Day 512 - Yeonpyeong-do From An Ex-Pat's Perspective

If you don't know what's going on, or if you do know what's going on but want the full story, please read:

Honestly, I'm more peeved than scared. I was just about to transfer a bunch of cash to the States, but the exchange rate is trash now. THANKS A LOT DPRK.


Day 502 - Soo-neung / Korean SAT

My 500th day in Korea came and went with no ceremony. Oooh well.

Yesterday, however, was the national Korean SAT, the soo-neung. This is nothing like the American SAT. The soo-neung is only given once a year, so if a high school senior wants to go to college, they've got to study their entire life for this one day. College admissions here are pretty much entirely based on the outcome of this test, so if you feel sick on test day you've got to just get through it anyway. For a top Korean college, you'd better get a perfect score. Students feel the pressure of this exam long before they even start high school.

The entire country shuts down on test day. Most middle and high schools have classes canceled (middle schools must take a high school entrance exam too). Businesses open late and employees start work later so that the students have clear streets to get to their testing sites. It's a massive affair, with celebrities recording messages of encouragement and songs to give mental strength to students.

I've even heard of some crazy parents sending their kids to Japan for some kind of immune-boosting series of injections (remember, if you're sick, there's no alternate test day, you've just got to deal with it and take the test while you slowly die).

Anyway, all this is really just a build up to the observation Doyup made earlier this week.

We were at HomePlus, the Korean Walmart, and as we left the store we saw one of my third year students working his part time job: pushing carts. (Remember, this is the week of the massively important soo-neung. Most students are buried in a study room or a library.) The student and I went through the awkward acknowledgement of each other and that was that. Doyup, driving me home, asks me,

"When we go to the dalkgalbi restaurant, we see your students. When we go to the movie theatre, we see your students. When we go to HomePlus we see your students. But we never see your students when we go to the library."



Day 493 - Things Are Not Too Bad

This week is pretty normal for me.

I wake up at 6:45am, get ready for school and go out to meet my carpool. I teach a short class of TOEFL students how to do research for a project, then do 4 regular classes spread throughout the day. When I'm not teaching, I'm planning and prepping the remaining lessons for the semester, chatting with students, or watching downloaded TV shows.

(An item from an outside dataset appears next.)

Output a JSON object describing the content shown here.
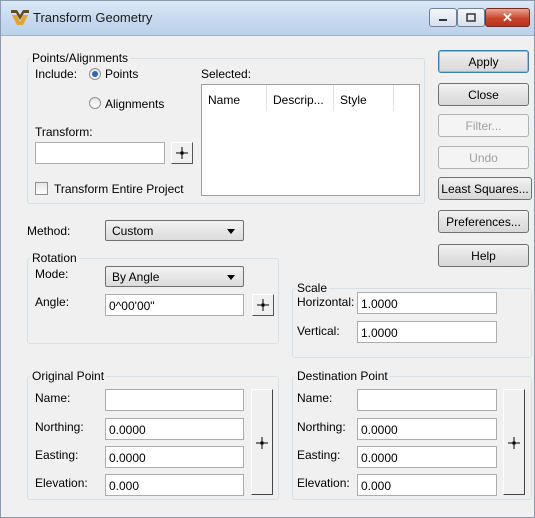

Around 4 or 5 o'clock I head to Daejeon, either by bus or with my co-teacher. I hang out around Chungdae for an hour or two, studying in coffee shops or having dinner with friends. Then it's off to class for two hours. Class finishes up at 9 o'clock and I ride the bus for an hour to the train station, then hop on a train home. By the time I get back and ready for bed, it's around midnight. Sleep for six or seven hours, then repeat.

Despite being normal in routine, Monday made it a great week already. DY had some time off from dinner meetings and night duty so we had dinner together (dokkbokki, from our favorite street food ajjuma, of course). I picked up my dry cleaning and my now-hemmed jeans (damn short legs), we called up my landlady about my bathroom, DY set my thermostat to turn on an hour before I wake up so that the floors are nice and toasty.



Day 486 - More Halloween

More Halloween~

Showing the students how to make a Jack-o-Lantern

Hands on scooping!

Keep it up, boys

Face designer and carver shows off her finished product.

The students all thought it was wicked cool (no pun intended, I'm just from New England)


Day 484 - Halloween

For Halloween this year, I bought my school's skirt, vest, and blouse uniform. That's right, I dressed as a student!

The students thought it was really funny/cute/Hermione-esque, especially the school captain, who did a double-take before totally freaking out. It was definitely worth the 100,000W, especially since my school's kind of not prestigious so I'm able to wear the blouse with work casual and the skirt for many occasions. Win!

Totally recommend doing this for other EFL teachers in Korea/Asia -- the reactions were priceless.

"Teacher, so cutie!"

making an entrance in the cafe for lunch -- "OMG TEACHER!!!"

...the school captain is really tall.